Top of Input for this task

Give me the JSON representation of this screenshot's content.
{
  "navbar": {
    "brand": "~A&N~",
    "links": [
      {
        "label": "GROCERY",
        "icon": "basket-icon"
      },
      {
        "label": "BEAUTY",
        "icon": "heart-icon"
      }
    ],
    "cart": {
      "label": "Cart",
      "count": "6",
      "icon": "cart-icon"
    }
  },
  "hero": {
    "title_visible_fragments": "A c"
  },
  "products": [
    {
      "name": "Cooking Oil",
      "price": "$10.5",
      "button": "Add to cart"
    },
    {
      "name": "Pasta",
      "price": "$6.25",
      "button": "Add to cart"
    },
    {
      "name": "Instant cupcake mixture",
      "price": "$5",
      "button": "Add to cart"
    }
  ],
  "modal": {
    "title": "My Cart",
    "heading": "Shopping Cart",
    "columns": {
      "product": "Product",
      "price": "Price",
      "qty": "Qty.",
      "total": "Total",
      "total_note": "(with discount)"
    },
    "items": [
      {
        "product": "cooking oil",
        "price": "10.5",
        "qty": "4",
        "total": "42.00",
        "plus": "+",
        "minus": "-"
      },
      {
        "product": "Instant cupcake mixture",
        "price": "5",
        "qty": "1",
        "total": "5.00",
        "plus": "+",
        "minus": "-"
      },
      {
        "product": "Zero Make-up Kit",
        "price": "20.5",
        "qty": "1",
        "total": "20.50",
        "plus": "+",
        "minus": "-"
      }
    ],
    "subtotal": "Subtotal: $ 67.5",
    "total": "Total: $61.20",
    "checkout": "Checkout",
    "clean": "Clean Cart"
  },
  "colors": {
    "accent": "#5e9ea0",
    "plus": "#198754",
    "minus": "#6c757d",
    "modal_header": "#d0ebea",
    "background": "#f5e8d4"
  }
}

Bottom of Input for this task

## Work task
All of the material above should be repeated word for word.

## Exercise result
Give me the JSON representation of this screenshot's content.
{
  "navbar": {
    "brand": "~A&N~",
    "links": [
      {
        "label": "GROCERY",
        "icon": "basket-icon"
      },
      {
        "label": "BEAUTY",
        "icon": "heart-icon"
      }
    ],
    "cart": {
      "label": "Cart",
      "count": "6",
      "icon": "cart-icon"
    }
  },
  "hero": {
    "title_visible_fragments": "A c"
  },
  "products": [
    {
      "name": "Cooking Oil",
      "price": "$10.5",
      "button": "Add to cart"
    },
    {
      "name": "Pasta",
      "price": "$6.25",
      "button": "Add to cart"
    },
    {
      "name": "Instant cupcake mixture",
      "price": "$5",
      "button": "Add to cart"
    }
  ],
  "modal": {
    "title": "My Cart",
    "heading": "Shopping Cart",
    "columns": {
      "product": "Product",
      "price": "Price",
      "qty": "Qty.",
      "total": "Total",
      "total_note": "(with discount)"
    },
    "items": [
      {
        "product": "cooking oil",
        "price": "10.5",
        "qty": "4",
        "total": "42.00",
        "plus": "+",
        "minus": "-"
      },
      {
        "product": "Instant cupcake mixture",
        "price": "5",
        "qty": "1",
        "total": "5.00",
        "plus": "+",
        "minus": "-"
      },
      {
        "product": "Zero Make-up Kit",
        "price": "20.5",
        "qty": "1",
        "total": "20.50",
        "plus": "+",
        "minus": "-"
      }
    ],
    "subtotal": "Subtotal: $ 67.5",
    "total": "Total: $61.20",
    "checkout": "Checkout",
    "clean": "Clean Cart"
  },
  "colors": {
    "accent": "#5e9ea0",
    "plus": "#198754",
    "minus": "#6c757d",
    "modal_header": "#d0ebea",
    "background": "#f5e8d4"
  }
}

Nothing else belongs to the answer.